    How to get stud out?

    Nut welded on should do it. If you have a bolt/stud broken off close to, or just below the face of a casting, etc, find a washer with a hole the size or slightly smaller than the bolt, hold it over the bolt, then hit it with the mig. The washer should stop you welding the bolt to the casting. Then hold a nut, a half / thin nut is best, over the washer / bolt and fill the centre of the nut with weld. This usually puts enough heat into the assembly to allow you to crack it free. Good luck
  6. ranger

    Needle Scalers

    If the tool does the job, and your not using it 24/7, then why pay higher prices. If you need it for a day job, it's a different matter. A good friend of mine, sadly passed on now, used to carry the cheapest set of spanners and screwdrivers under the seat in his car, he used to say, "if I break down, what good is a set of 'SnapOn' tools sitting at home when I'm broken down 100 miles away from them". " If I only use them once, they've paid for themselves!"
  7. ranger

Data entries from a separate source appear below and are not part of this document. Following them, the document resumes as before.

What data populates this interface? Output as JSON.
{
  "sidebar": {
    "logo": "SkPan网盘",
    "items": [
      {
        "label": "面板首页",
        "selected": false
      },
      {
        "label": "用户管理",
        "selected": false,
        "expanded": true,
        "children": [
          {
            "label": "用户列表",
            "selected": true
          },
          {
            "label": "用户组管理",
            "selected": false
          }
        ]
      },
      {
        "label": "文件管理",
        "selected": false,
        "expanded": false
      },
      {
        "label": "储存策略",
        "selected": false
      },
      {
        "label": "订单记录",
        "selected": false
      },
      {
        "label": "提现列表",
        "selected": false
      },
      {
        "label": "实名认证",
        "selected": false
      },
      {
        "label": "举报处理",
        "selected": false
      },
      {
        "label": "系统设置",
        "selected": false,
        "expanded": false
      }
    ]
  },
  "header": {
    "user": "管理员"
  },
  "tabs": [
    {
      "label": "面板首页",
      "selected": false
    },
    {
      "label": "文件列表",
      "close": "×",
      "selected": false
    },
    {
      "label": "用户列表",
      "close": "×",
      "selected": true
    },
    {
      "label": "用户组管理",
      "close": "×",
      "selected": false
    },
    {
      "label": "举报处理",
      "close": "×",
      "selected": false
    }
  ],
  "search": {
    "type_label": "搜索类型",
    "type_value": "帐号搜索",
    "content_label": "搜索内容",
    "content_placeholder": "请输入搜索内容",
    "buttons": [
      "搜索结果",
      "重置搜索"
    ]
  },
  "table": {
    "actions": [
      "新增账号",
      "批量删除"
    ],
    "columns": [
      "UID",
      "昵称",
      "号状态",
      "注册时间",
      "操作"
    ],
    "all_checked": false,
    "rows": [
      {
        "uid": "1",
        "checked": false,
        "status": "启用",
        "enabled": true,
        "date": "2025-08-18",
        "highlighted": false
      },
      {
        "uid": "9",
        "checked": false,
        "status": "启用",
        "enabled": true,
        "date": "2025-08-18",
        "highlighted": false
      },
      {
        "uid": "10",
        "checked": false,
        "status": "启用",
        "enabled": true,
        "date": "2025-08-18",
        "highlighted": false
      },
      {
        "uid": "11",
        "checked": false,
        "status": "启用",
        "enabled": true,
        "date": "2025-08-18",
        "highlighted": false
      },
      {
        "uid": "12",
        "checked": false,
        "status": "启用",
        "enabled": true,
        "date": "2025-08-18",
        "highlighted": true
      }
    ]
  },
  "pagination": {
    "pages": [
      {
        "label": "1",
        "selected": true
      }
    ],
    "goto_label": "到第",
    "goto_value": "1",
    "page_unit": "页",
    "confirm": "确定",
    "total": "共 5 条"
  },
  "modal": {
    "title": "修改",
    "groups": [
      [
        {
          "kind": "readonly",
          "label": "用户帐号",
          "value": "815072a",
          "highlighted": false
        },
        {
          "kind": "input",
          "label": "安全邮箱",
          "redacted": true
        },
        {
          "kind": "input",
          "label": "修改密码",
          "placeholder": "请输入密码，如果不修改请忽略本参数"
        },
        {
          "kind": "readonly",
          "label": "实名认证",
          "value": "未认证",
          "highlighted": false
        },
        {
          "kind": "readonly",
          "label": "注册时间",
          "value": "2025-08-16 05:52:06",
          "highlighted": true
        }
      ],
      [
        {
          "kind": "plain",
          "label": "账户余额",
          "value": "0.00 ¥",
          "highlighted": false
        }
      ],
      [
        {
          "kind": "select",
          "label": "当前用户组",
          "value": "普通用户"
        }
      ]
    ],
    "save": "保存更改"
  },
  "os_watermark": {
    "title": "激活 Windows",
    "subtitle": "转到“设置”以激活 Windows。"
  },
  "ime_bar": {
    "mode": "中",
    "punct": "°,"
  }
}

    ATV Winch Limit Switch

    Nice use of a winch Would it be possible to fit a limit switch in one of the wires so it breaks the circuit when raised, and add another button in parallel with the limit switch but the button would be "normally open". When the "up" limit is reached, the circuit is broken, release the up button, select down, and press additional button to re-make the circuit. The extra button could perhaps be foot operated ?
  8. ranger

    Theroretical 8 speed question.

    Nice project, I don't think you'll need to gear down at all, with the gear reduction of the 8 speed, And your axles, you'll probably have to gear up to get to walking pace! You may be better off using a gearbox from a small front wheel drive car turned 90deg, driveshafts to the axles would also be easier to fabricate.
  9. I'd say the one pictured on page 103 of "Straight from the Horses Mouth". I believe only one was made.
  10. ranger

    Tough to find crankshaft

    How about having the crank ground, the rod bored enough to have a white metal, (Babbit) insert poured in and machined. Older engines used to have the big ends done like this, Ford V8 flathead. YouTube has videos of the process. Look for Keith Fenner.
  11. I'll second that, Nord-lock washers are great where you have excesses of vibration and shock. We use them at work on various parts of runway cleaning equipment to reduce chance of 'F.O.D'.
  12. ranger

    More shop art!

    Like it, a brilliant way to store your spare parts, you'll never forget where you've put them 🤔😃. Parts always on 'hand', ready to perform a ' timely' repair. 😀
  13. ranger

    Small welding project today

    Nice bit of artwork Mr & Mrs Professor1990, and "recycling" to boot! Things like these made from old used/ worn items that have a 'history', always look much nicer than ones made from new parts, we see this kind of art for sale over here, but made from new bits they seem to lack "character". That's My opinion anyway! Doug.
  14. ranger

    Small welding project today

    Made this for a friend as a Christmas gift, some of the shoes are from a pony he bred, which we now own, so some sentimental value there. Painted with wood stove paint, then cured by putting it in front of a diesel space heater for a while.
  15. One thing to be careful of with "easy outs" is using one that is too big compared to the broken bolt / stud you are trying to remove. If the hole you drill leaves too little metal left, you run the risk of the tapered " easy out" expanding the broken bolt in the hole and acting like an expanding anchor bolt in concrete. The ones I use are shaped like " Torx" bits, you drill a smaller hole, hammer the bit in, then use a socket wrench to undo. Some people I know actually use cheap "Torx" bits for this purpose.